--- START ---

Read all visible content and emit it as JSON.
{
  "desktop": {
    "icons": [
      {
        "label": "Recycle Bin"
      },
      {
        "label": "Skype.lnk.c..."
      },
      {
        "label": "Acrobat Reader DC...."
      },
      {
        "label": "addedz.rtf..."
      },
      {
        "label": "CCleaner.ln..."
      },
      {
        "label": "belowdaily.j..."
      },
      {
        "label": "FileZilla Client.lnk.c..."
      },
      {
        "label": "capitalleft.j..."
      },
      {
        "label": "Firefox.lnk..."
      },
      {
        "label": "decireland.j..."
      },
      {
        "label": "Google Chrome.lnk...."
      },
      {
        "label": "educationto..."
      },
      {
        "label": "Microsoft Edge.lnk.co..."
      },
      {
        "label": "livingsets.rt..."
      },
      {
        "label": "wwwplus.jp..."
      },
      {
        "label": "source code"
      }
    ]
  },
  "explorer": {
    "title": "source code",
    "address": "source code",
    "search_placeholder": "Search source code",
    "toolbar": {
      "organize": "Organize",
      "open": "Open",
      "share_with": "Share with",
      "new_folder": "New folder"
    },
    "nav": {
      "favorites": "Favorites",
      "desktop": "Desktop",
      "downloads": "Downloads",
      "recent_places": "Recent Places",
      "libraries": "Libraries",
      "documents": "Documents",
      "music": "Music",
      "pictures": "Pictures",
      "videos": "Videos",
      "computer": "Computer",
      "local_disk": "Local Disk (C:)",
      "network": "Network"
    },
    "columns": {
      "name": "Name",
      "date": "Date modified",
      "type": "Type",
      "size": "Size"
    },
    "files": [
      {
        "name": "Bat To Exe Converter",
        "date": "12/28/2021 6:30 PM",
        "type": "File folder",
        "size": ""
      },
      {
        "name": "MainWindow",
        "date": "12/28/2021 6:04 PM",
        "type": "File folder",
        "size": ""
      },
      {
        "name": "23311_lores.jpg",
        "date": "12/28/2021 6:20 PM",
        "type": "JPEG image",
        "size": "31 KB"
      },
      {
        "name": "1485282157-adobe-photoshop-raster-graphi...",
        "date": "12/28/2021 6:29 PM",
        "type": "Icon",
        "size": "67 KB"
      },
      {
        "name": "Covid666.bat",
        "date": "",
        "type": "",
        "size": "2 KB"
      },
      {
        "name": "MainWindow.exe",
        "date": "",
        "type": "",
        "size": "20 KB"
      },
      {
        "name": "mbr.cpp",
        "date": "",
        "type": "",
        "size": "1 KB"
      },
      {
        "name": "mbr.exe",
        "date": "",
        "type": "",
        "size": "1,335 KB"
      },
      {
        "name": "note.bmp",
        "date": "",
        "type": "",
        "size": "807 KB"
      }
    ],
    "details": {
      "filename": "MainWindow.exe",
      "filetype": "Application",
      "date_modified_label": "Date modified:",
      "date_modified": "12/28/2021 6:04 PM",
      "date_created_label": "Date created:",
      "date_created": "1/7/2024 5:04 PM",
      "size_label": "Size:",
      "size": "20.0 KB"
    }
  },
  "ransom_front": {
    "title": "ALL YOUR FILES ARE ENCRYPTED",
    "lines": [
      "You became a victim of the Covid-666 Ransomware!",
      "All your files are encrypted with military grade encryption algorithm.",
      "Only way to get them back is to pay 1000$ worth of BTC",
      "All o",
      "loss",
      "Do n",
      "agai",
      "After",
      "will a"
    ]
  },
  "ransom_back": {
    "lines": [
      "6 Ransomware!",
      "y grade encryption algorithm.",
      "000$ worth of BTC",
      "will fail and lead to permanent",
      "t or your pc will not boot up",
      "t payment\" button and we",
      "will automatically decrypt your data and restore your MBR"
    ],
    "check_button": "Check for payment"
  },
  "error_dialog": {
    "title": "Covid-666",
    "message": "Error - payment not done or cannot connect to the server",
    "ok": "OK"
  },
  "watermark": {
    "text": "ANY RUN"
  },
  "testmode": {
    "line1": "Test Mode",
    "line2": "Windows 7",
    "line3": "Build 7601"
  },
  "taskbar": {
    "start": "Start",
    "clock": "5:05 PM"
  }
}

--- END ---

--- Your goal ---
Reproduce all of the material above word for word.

--- Solution below ---
Read all visible content and emit it as JSON.
{
  "desktop": {
    "icons": [
      {
        "label": "Recycle Bin"
      },
      {
        "label": "Skype.lnk.c..."
      },
      {
        "label": "Acrobat Reader DC...."
      },
      {
        "label": "addedz.rtf..."
      },
      {
        "label": "CCleaner.ln..."
      },
      {
        "label": "belowdaily.j..."
      },
      {
        "label": "FileZilla Client.lnk.c..."
      },
      {
        "label": "capitalleft.j..."
      },
      {
        "label": "Firefox.lnk..."
      },
      {
        "label": "decireland.j..."
      },
      {
        "label": "Google Chrome.lnk...."
      },
      {
        "label": "educationto..."
      },
      {
        "label": "Microsoft Edge.lnk.co..."
      },
      {
        "label": "livingsets.rt..."
      },
      {
        "label": "wwwplus.jp..."
      },
      {
        "label": "source code"
      }
    ]
  },
  "explorer": {
    "title": "source code",
    "address": "source code",
    "search_placeholder": "Search source code",
    "toolbar": {
      "organize": "Organize",
      "open": "Open",
      "share_with": "Share with",
      "new_folder": "New folder"
    },
    "nav": {
      "favorites": "Favorites",
      "desktop": "Desktop",
      "downloads": "Downloads",
      "recent_places": "Recent Places",
      "libraries": "Libraries",
      "documents": "Documents",
      "music": "Music",
      "pictures": "Pictures",
      "videos": "Videos",
      "computer": "Computer",
      "local_disk": "Local Disk (C:)",
      "network": "Network"
    },
    "columns": {
      "name": "Name",
      "date": "Date modified",
      "type": "Type",
      "size": "Size"
    },
    "files": [
      {
        "name": "Bat To Exe Converter",
        "date": "12/28/2021 6:30 PM",
        "type": "File folder",
        "size": ""
      },
      {
        "name": "MainWindow",
        "date": "12/28/2021 6:04 PM",
        "type": "File folder",
        "size": ""
      },
      {
        "name": "23311_lores.jpg",
        "date": "12/28/2021 6:20 PM",
        "type": "JPEG image",
        "size": "31 KB"
      },
      {
        "name": "1485282157-adobe-photoshop-raster-graphi...",
        "date": "12/28/2021 6:29 PM",
        "type": "Icon",
        "size": "67 KB"
      },
      {
        "name": "Covid666.bat",
        "date": "",
        "type": "",
        "size": "2 KB"
      },
      {
        "name": "MainWindow.exe",
        "date": "",
        "type": "",
        "size": "20 KB"
      },
      {
        "name": "mbr.cpp",
        "date": "",
        "type": "",
        "size": "1 KB"
      },
      {
        "name": "mbr.exe",
        "date": "",
        "type": "",
        "size": "1,335 KB"
      },
      {
        "name": "note.bmp",
        "date": "",
        "type": "",
        "size": "807 KB"
      }
    ],
    "details": {
      "filename": "MainWindow.exe",
      "filetype": "Application",
      "date_modified_label": "Date modified:",
      "date_modified": "12/28/2021 6:04 PM",
      "date_created_label": "Date created:",
      "date_created": "1/7/2024 5:04 PM",
      "size_label": "Size:",
      "size": "20.0 KB"
    }
  },
  "ransom_front": {
    "title": "ALL YOUR FILES ARE ENCRYPTED",
    "lines": [
      "You became a victim of the Covid-666 Ransomware!",
      "All your files are encrypted with military grade encryption algorithm.",
      "Only way to get them back is to pay 1000$ worth of BTC",
      "All o",
      "loss",
      "Do n",
      "agai",
      "After",
      "will a"
    ]
  },
  "ransom_back": {
    "lines": [
      "6 Ransomware!",
      "y grade encryption algorithm.",
      "000$ worth of BTC",
      "will fail and lead to permanent",
      "t or your pc will not boot up",
      "t payment\" button and we",
      "will automatically decrypt your data and restore your MBR"
    ],
    "check_button": "Check for payment"
  },
  "error_dialog": {
    "title": "Covid-666",
    "message": "Error - payment not done or cannot connect to the server",
    "ok": "OK"
  },
  "watermark": {
    "text": "ANY RUN"
  },
  "testmode": {
    "line1": "Test Mode",
    "line2": "Windows 7",
    "line3": "Build 7601"
  },
  "taskbar": {
    "start": "Start",
    "clock": "5:05 PM"
  }
}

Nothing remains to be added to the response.